What’s at stake?
Kansas is still fighting for that fourth No. 1 seed in the NCAA tournament but will have to do so without the services of Joel Embiid. After Embiid met with a spinal specialist in California, the initial stress fracture prognosis was confirmed and he was ruled out of the Big 12 tourney and is unlikely to play the first weekend of the NCAA tournament.
"Based on that, this weekend [in the Big 12 championship] is out," Kansas coach Bill Self said in a statement. "Next weekend, we feel like is a longshot, but the doctors are hopeful that if Joel works hard in rehab and progresses that it is possible that he could play in the later rounds of the NCAA tournament if our team is fortunate enough to advance."
So this week, for a few reasons, could be significant for the Big 12 champs.
A few wins in Kansas City would solidify the Jayhawks’ campaign, if a top seed is their best scenario. Maybe it’s not. Kansas could end up in a No. 2 slot opposite in-state enigma Wichita State. Perhaps that’s preferable. Regardless, this week could ease or complicate KU’s potential path to the Final Four.
But the Jayhawks are not alone.
Melvin Ejim, the Big 12's player of the year, and Iowa State could use this week’s tournament to attain some much-needed momentum after dropping two of three. A successful stretch would also help Texas and Oklahoma secure favorable second-round matchups on Selection Sunday.

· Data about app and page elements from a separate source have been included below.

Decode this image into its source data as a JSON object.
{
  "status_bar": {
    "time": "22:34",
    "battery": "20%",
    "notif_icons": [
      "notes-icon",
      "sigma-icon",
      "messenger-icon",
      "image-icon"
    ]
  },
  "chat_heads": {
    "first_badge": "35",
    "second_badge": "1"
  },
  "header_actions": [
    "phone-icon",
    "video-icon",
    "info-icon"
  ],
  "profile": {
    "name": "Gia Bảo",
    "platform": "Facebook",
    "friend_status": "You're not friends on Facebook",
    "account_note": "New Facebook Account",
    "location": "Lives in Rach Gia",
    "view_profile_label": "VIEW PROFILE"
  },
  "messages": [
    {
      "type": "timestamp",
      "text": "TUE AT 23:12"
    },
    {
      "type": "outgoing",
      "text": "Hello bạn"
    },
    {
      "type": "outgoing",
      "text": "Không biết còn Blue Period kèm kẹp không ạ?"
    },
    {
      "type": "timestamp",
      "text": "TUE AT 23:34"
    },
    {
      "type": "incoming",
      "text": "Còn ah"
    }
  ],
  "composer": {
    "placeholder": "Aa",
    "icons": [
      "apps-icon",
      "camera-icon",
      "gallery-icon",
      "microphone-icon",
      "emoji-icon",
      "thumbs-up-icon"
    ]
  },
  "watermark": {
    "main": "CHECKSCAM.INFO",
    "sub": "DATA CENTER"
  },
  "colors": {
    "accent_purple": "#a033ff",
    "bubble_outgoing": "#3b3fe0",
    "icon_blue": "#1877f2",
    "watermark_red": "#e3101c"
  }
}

But Baylor and Oklahoma State are the two teams that really need this tourney. Just two weeks ago, both looked as if they’d fallen out of the NCAA tourney pool.

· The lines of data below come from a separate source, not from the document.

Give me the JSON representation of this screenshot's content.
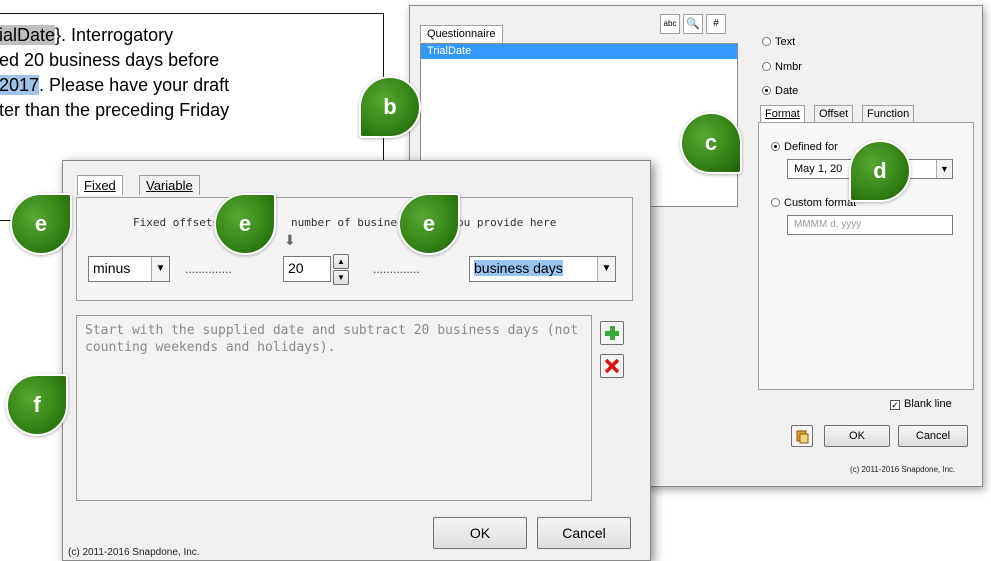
{
  "document": {
    "lines": [
      {
        "pre_hl": "ialDate",
        "text": "}. Interrogatory"
      },
      {
        "text": "ed 20 business days before"
      },
      {
        "hl": "2017",
        "text": ". Please have your draft"
      },
      {
        "text": "ter than the preceding Friday"
      }
    ]
  },
  "right_dialog": {
    "tab": "Questionnaire",
    "toolbar": [
      "abc",
      "🔍",
      "#"
    ],
    "list_items": [
      "TrialDate"
    ],
    "type_options": [
      "Text",
      "Nmbr",
      "Date"
    ],
    "selected_type": "Date",
    "subtabs": [
      "Format",
      "Offset",
      "Function"
    ],
    "active_subtab": "Format",
    "defined_format_label": "Defined for",
    "defined_format_value": "May 1, 20",
    "custom_format_label": "Custom format",
    "custom_format_placeholder": "MMMM d, yyyy",
    "blank_line_label": "Blank line",
    "ok_label": "OK",
    "cancel_label": "Cancel",
    "copyright": "(c) 2011-2016 Snapdone, Inc."
  },
  "front_dialog": {
    "tabs": [
      "Fixed",
      "Variable"
    ],
    "active_tab": "Fixed",
    "hint_left": "Fixed offsets",
    "hint_mid": "number of busines",
    "hint_right": "ou provide here",
    "direction_value": "minus",
    "dots": "..............",
    "number_value": "20",
    "unit_value": "business days",
    "description": "Start with the supplied date and subtract 20 business days (not counting weekends and holidays).",
    "ok_label": "OK",
    "cancel_label": "Cancel",
    "copyright": "(c) 2011-2016 Snapdone, Inc."
  },
  "callouts": [
    "b",
    "c",
    "d",
    "e",
    "e",
    "e",
    "f"
  ],
  "colors": {
    "accent": "#3399ff",
    "callout": "#3a8a18",
    "add": "#3aa83a",
    "remove": "#e01010"
  }
}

Then Baylor won seven of its final eight regular-season games. And Marcus Smart led Oklahoma State out of a ditch, too. His return from a suspension fueled a rally of four wins in its last five games.
Both of those teams could win this tournament. Or they could stumble early. Their Thursday matchups -- potentially Baylor against Oklahoma and Oklahoma State against Kansas -- could be their toughest, assuming they’re successful in Wednesday night meetings with TCU and Texas Tech, respectively. A run in Kansas City could also position both teams to avoid dicey seeds in the Big Dance.
Baylor and Oklahoma State look good right now. But when they were bad, they were horrid. Oklahoma State endured a seven-game losing streak, and Baylor lost seven of eight during one ugly Big 12 stretch.
Additional quality wins would make it easier for the selection committee to consider the present instead of their collective, rocky past.
Team with the most to gain
What if West Virginia makes a run? On its best days, the Mountaineers have competed against the best teams in the league. And the 9-9 Big 12 squad enters the conference tourney following a whipping of Kansas over the weekend.
Juwan Staten would be a major star in any other league. A run would help him attract the praise he deserves. It’s not crazy, either. West Virginia opens the tourney against a Texas team that’s lost four of its past six. A win would lead to a matchup against Baylor or Oklahoma, two teams that split their season series with the Mountaineers. And Kansas might be waiting in the title game.
There’s nothing sexy about WVU’s 83 RPI or its 5-12 record against top-100 teams. But if you’re looking for a dark horse that could steal a bid and shake up the field, check out the crew in Morgantown.